FARC cease-fire lapses, deemed success
A unilateral cease-fire by Colombia's main leftist rebel group that ended at midnight Sunday was deemed largely successful by analysts, who say it showed that divisions in the insurgency's ranks are relatively minor.
The rebels' main negotiator in peace talks taking place in Cuba, Ivan Marquez, offered Sunday to extend the two-month cease-fire if the government would agree to embrace it.
An alternative, Marquez told reporters in Havana as he headed into peace talks centering on agrarian reform, could be to "regularize the war" by obtaining promises from the government that it would stop placing military bases in population centers.
There was no immediate response from Colombia's government, though President Juan Manuel Santos has refused to halt hostilities during peace talks that formally began in Havana in November after six months of secret negotiations.

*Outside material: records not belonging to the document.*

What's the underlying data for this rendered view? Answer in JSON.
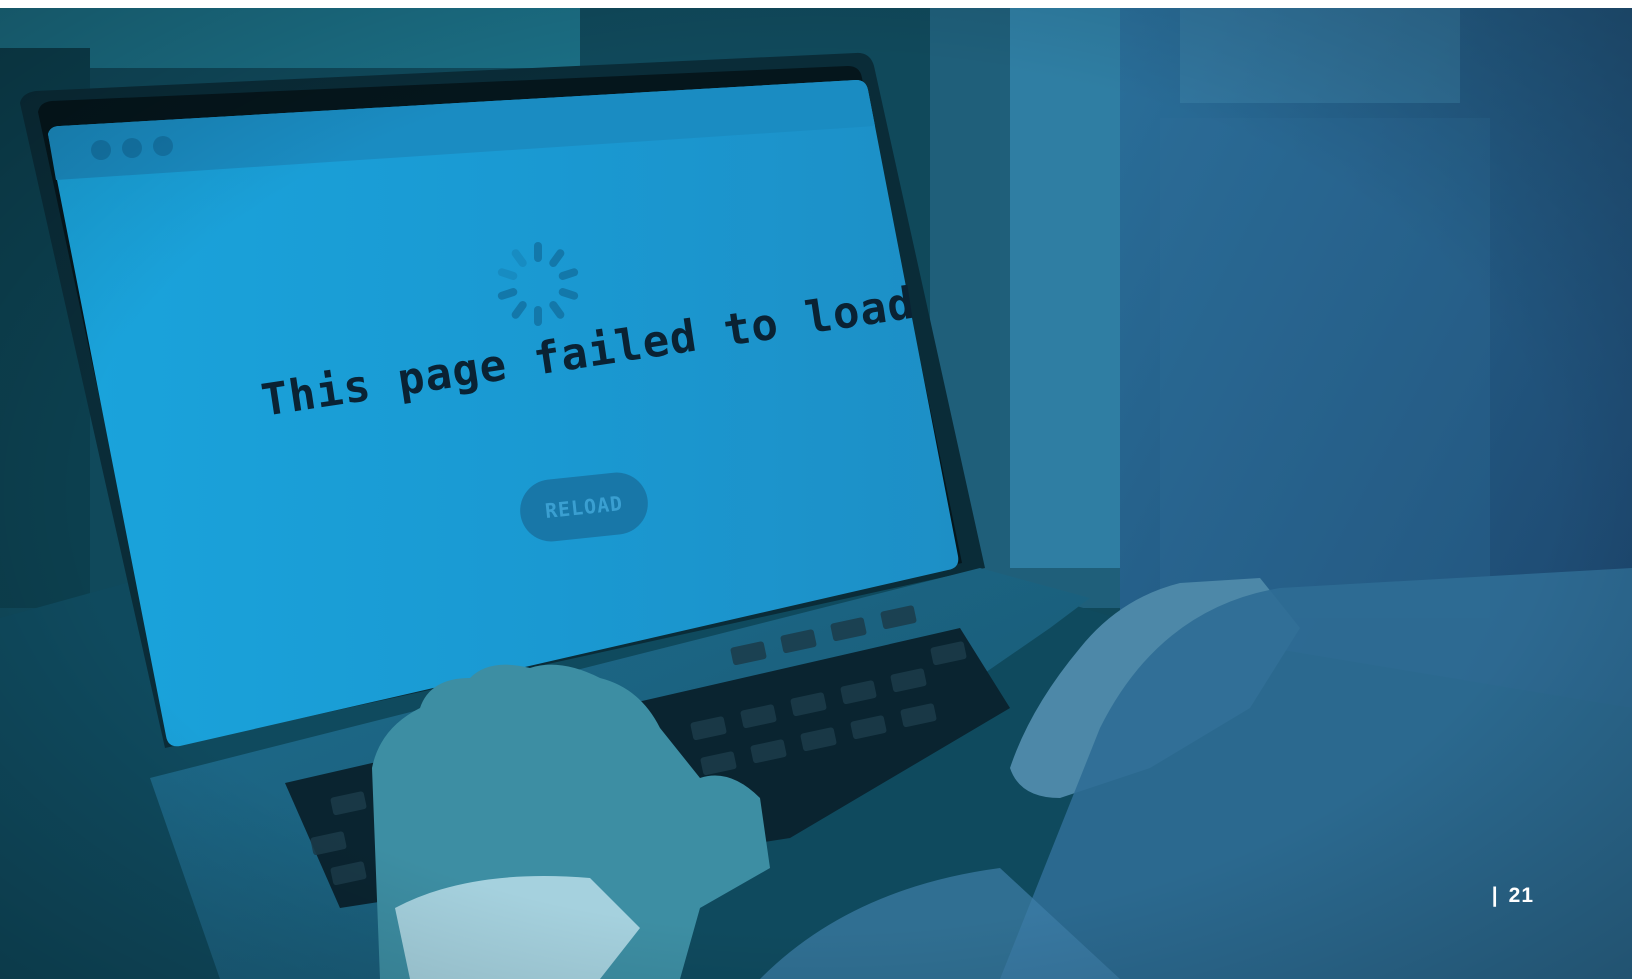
{
  "image": {
    "subject": "hands typing on a laptop showing a page load error",
    "tint_color": "#1a6a96"
  },
  "screen": {
    "message": "This page failed to load",
    "reload_label": "RELOAD",
    "loading_icon": "spinner-icon",
    "window_dots": 3
  },
  "footer": {
    "separator": "|",
    "page_number": "21"
  }
}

In a communique published Sunday, the Revolutionary Armed Forces of Colombia, or FARC, said it had not mounted "even a single attack on bases or fixed installations of the armed forces, nor on police barracks or posts."
It said that any casualties suffered by Colombia's security forces were dealt in self-defense. The FARC said that during the same period a year earlier it had killed at least 284 security force members and wounded 278.
The rebels did not say how many casualties it had suffered during the unilateral cease-fire but at least 33 were killed in at least two major aerial bombardments on rebel camps.
There were sporadic guerrilla attacks but analyst Jorge Restrepo of the independent CERAC think tank said they exhibited "relatively minor divisions within the FARC" about whether a unilateral cease-fire was appropriate.
The Nuevo Arco Iris think tank said guerrilla actions during the period were down 87 percent from the year-before two-month period, according to its director, Leon Valencia.
He said it counted nine hostile offensive actions out of a total of 41, with the rest being defensive or resulting from unintentional contact with security forces.
Military officials said they were prohibited from providing numbers on combat or casualties during the two months.
The national ombudsman, Jorge Armando Otalora, said in a report Friday that there had been 57 attacks by rebels against civilians or security forces, an average of one per day.
One of them was an attack on a police post in the municipality of Guapi on Dec. 31 in which two police and four civilians were wounded.
The FARC is believed to number about 8,000 fighters, down from about twice that amount a decade ago. Colombia's U.S.-backed military dealt it a series of withering blows during that time, including killing three members of its ruling Secretariat.
Colombia's nearly half-century-old conflict has claimed tens of thousands of lives, most of them civilians.
Associated Press Writer Anne-Marie Garcia contributed to this report from Havana.